- Dry thoroughly and clean with acetone.
- Use a tack cloth to remove any remaining dust that may have gotten on the metal. (Interiors of items such as the fan and fan shroud should be done as much as possible, but through all these steps, it will very difficult to ensure that all of the interior areas are completely prepped as occurs on the external surfaces.)
- Spray a Rust Reformer product on the metal to ensure any possible missed rust is coated. (Follow instructions on product.)
- Spray all pieces with 3 coats of high temperature automotive primer. (Follow instructions on product.)
- Spray all pieces with 3-5 coats of high temperature oil/chemical resistant automotive paint. (Follow instructions on product.)
- Spray all pieces with 3 coats of oil/chemical resistant automotive top coat. (Follow instructions on product.)
Now one of the considerations I had to make was availability of products so I limited myself to what is always on hand at my nearby Autozone and Pep Boys. The Pep Boys near me has quite an extensive selection of products.
The 2 piece oil-cooler tins that came off the rear of the fan shroud were probably the two more corroded pieces on the original engine.
I did more of first few passes of corrosion removal by hand with 60 grit sand paper. I did all sanding dry, and did my best to get as far inside the pieces. I then used my Dremel with varying sanding bands and flap wheels to try to get down to bare metal.
Unlike the fan shroud and fan, this one piece is large enough for a hand to reach in and sand off the rust. It was by no means perfect, but I think I got as much off as possible.
I continued hand and dremel sanding, trying to get as much rust off. I reach a point on the piece (above) where I decided I had gotten the majority off, and if I would keep going I would just get frustrated. Given the fact you can buy a replacement 2 piece set of these oil cooler tins for about $15, I definitely kind of knew I would reach a limit where I my time could be better spent on another part instead of tedius scraping and such.
I cleaned the pieces, washed them in acetone to displace any water moisture from previous washings, and once dry, did a final rub down with a tack cloth.

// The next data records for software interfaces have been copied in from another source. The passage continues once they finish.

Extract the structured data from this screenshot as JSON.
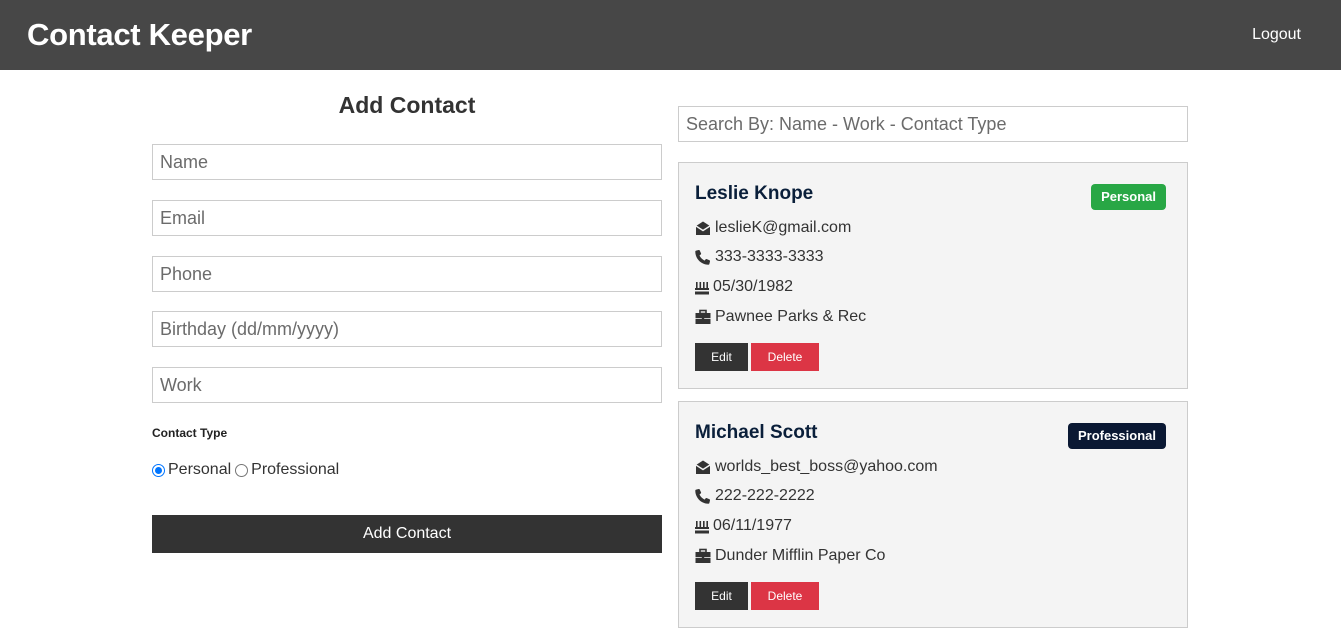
{
  "navbar": {
    "brand": "Contact Keeper",
    "logout": "Logout"
  },
  "form": {
    "title": "Add Contact",
    "fields": [
      {
        "placeholder": "Name"
      },
      {
        "placeholder": "Email"
      },
      {
        "placeholder": "Phone"
      },
      {
        "placeholder": "Birthday (dd/mm/yyyy)"
      },
      {
        "placeholder": "Work"
      }
    ],
    "contact_type_label": "Contact Type",
    "radio_personal": "Personal",
    "radio_professional": "Professional",
    "selected_type": "Personal",
    "submit_label": "Add Contact"
  },
  "search": {
    "placeholder": "Search By: Name - Work - Contact Type"
  },
  "contacts": [
    {
      "name": "Leslie Knope",
      "type": "Personal",
      "email": "leslieK@gmail.com",
      "phone": "333-3333-3333",
      "birthday": "05/30/1982",
      "work": "Pawnee Parks & Rec",
      "edit_label": "Edit",
      "delete_label": "Delete"
    },
    {
      "name": "Michael Scott",
      "type": "Professional",
      "email": "worlds_best_boss@yahoo.com",
      "phone": "222-222-2222",
      "birthday": "06/11/1977",
      "work": "Dunder Mifflin Paper Co",
      "edit_label": "Edit",
      "delete_label": "Delete"
    }
  ],
  "colors": {
    "navbar": "#474747",
    "dark": "#333333",
    "personal_badge": "#28a745",
    "professional_badge": "#0a1833",
    "delete": "#dc3545",
    "card_bg": "#f4f4f4"
  }
}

The part was then sprayed with a coat of the rust reformer product to ensure that had a chance to work as the product listed. Once dry, I did 3 coats of high temp VHT primer.
It was with the primer that I could start to see areas that I didn’t do so well. This part of the tin sticks out of the rear tin and is where the hot air coming off of the oil cooler exits the engine. It is exposed to the area above the transmission and ultimately, moisture from the open axle and wheel area below.
I hadn’t noticed how badly this was rusted and I thought I had gotten it off with the first few passes. I ended up sanding this a bit again, but it still was not as good as it could have been if I had really spent time with the Dremel. I ended up deciding that since this is all hidden from view, and is not really something that can be even seen at all, I would focus on sealing it and making sure it was properly coated instead of focusing on the more time with sanding. I cleaned it up again and primed it again.
To say I was disappointed with the first coats of paint on this is an understatement. If I had gone with the original satin black finish, I don’t think some of the pitting would have been as noticeable. Since I went with a color that was cast iron gray, the mild metallic nature of the paint highlighted the shadows of the surface that kind of disappeared in primer. I did sand this down a bit more with high grit paper and primed and painted again.
Ultimately, the area that was a problem is the more or less what sticks out from the rear tin with the rubber seal around it. Once again, absolutely none of this is visible on the vehicle so I decided I’d done enough and finished it off with multiple coats of an oil and chemical resistant top coat.
I made a 45 year old corroded part look relatively decent. I’m actually quite happy with how these pieces turned out but will only ultimately know how durable my process will be once I get them on the car again and get some miles on them.
No doubt, an original satin black or even a matte black would have hidden some of the pitting. I was not able to find a self-leveling high-temp primer or paint that would have also corrected a lot of my sanding failures.